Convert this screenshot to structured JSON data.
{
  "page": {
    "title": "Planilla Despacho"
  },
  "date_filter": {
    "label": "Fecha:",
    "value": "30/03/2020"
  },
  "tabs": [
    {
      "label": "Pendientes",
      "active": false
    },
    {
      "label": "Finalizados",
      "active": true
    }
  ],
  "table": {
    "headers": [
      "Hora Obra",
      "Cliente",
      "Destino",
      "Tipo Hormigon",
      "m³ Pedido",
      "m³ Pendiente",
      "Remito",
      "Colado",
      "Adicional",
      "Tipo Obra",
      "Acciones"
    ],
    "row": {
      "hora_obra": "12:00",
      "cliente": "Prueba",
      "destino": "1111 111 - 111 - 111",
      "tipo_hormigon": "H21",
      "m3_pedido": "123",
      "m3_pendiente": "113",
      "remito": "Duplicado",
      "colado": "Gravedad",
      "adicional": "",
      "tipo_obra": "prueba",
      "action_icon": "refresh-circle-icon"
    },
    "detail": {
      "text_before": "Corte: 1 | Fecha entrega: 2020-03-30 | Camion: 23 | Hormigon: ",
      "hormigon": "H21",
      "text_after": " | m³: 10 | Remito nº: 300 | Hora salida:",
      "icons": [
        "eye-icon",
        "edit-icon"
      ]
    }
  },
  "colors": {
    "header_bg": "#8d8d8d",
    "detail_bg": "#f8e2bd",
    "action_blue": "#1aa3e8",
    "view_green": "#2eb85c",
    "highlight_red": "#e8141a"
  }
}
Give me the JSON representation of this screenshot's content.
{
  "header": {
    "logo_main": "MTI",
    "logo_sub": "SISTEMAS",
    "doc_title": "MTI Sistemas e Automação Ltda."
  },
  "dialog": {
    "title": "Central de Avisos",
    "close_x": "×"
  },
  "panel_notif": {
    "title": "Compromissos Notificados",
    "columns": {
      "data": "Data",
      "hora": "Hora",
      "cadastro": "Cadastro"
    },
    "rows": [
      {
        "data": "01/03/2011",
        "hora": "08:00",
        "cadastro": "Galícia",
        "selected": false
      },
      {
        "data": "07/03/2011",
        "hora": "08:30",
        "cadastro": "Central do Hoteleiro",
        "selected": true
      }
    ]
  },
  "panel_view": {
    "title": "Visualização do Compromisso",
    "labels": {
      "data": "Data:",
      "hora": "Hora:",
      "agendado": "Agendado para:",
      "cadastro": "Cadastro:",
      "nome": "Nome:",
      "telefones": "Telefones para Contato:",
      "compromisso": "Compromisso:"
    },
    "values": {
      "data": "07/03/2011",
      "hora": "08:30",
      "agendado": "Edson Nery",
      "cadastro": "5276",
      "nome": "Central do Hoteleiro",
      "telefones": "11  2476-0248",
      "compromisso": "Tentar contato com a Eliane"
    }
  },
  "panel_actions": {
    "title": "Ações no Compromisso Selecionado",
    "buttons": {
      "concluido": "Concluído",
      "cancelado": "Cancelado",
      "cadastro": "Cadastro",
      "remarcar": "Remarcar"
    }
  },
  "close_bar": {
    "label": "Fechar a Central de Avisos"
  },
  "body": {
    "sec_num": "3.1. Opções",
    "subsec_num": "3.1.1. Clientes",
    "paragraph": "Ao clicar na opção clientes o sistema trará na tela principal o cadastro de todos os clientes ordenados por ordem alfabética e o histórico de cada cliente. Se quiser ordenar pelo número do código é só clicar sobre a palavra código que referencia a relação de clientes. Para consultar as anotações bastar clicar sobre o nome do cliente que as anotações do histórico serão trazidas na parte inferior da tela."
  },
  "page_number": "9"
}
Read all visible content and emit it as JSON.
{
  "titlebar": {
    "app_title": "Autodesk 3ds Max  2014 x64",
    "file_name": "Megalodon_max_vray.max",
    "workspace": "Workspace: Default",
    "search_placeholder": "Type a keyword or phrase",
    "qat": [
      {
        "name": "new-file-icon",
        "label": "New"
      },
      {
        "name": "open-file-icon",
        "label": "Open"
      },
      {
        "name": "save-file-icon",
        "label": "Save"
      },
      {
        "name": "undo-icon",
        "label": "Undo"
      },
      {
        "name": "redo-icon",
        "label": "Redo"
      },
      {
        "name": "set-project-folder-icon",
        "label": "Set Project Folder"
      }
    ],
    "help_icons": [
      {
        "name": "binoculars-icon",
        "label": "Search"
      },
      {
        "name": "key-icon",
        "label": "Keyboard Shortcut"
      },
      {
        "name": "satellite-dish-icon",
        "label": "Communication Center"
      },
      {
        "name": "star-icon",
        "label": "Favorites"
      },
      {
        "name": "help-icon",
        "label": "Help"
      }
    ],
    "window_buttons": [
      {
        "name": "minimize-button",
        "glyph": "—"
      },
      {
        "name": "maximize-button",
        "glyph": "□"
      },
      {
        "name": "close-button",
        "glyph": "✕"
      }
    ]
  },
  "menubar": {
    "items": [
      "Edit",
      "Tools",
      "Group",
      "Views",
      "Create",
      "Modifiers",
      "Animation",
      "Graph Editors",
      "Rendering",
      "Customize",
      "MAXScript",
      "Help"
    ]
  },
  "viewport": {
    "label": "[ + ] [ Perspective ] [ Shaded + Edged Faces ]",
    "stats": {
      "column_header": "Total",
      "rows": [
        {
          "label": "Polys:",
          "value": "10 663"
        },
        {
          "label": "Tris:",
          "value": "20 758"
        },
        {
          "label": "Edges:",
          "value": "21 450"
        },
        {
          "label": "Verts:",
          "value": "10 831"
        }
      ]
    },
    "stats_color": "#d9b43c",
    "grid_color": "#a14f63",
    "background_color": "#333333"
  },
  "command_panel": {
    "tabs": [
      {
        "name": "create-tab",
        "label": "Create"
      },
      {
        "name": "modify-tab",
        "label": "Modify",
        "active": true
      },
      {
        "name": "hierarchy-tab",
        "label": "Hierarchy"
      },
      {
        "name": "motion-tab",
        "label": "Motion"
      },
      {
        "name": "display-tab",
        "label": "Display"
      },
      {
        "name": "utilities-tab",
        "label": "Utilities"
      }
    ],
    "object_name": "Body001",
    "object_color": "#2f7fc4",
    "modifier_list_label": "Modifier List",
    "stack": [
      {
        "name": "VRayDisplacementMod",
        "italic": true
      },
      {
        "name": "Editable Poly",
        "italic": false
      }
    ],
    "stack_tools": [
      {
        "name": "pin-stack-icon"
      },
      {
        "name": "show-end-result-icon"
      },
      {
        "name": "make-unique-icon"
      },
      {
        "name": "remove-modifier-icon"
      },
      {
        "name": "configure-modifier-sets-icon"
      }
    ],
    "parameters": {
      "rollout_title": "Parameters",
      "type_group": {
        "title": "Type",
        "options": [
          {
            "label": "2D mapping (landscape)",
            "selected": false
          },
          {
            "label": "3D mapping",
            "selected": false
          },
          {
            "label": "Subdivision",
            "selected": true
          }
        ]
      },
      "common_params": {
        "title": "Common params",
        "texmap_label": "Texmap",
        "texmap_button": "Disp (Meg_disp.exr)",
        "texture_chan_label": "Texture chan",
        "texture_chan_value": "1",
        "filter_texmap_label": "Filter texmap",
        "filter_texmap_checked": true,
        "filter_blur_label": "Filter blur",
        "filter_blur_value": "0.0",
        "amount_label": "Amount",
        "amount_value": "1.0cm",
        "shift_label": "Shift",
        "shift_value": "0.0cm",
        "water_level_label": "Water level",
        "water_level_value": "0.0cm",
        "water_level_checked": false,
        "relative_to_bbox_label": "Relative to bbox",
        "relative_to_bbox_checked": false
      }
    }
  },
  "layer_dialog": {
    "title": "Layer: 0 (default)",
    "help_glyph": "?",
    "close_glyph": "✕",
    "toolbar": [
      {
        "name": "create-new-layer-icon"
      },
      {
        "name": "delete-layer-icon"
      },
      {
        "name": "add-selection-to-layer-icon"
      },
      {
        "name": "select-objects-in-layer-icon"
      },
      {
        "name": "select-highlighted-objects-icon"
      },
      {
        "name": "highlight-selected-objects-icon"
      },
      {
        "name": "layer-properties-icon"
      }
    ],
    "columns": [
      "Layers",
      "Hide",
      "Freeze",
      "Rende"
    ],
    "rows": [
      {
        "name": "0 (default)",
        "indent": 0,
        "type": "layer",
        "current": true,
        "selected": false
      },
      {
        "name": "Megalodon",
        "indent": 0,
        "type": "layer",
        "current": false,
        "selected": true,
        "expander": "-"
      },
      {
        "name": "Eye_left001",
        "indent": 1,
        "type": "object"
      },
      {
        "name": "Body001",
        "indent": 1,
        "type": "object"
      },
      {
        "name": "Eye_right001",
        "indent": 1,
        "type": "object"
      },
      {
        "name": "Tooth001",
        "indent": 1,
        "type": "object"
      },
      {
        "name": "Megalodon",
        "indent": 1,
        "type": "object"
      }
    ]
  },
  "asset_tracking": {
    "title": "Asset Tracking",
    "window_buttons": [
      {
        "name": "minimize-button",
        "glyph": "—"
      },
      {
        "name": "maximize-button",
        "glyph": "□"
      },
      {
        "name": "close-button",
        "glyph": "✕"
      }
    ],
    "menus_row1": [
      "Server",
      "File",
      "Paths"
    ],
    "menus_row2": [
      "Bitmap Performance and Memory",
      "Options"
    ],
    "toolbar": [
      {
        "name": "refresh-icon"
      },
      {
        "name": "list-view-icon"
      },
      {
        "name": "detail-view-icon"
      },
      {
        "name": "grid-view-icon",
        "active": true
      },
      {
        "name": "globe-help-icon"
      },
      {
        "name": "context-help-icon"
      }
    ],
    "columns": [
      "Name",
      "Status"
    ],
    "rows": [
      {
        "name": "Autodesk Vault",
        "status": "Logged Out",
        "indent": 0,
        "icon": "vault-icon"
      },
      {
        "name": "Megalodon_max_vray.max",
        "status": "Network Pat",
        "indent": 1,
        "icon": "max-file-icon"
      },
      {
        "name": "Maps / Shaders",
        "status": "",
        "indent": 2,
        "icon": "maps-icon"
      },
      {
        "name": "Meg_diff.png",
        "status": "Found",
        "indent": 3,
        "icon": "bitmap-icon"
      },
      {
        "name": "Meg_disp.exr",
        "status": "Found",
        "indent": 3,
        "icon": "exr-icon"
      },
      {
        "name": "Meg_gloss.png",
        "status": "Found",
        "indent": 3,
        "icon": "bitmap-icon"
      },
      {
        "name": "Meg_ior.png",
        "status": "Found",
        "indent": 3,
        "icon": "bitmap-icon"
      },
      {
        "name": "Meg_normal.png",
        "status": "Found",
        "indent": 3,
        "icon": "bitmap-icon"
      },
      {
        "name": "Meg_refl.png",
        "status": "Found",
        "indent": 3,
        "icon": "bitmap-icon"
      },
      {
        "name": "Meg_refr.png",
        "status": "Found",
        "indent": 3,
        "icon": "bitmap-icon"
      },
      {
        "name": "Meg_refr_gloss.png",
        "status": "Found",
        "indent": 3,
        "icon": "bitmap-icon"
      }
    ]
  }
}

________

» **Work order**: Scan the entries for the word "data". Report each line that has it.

» **Answer below**:
Convert this screenshot to structured JSON data.
      "data": "Data",
        "data": "01/03/2011",
        "data": "07/03/2011",
      "data": "Data:",
      "data": "07/03/2011",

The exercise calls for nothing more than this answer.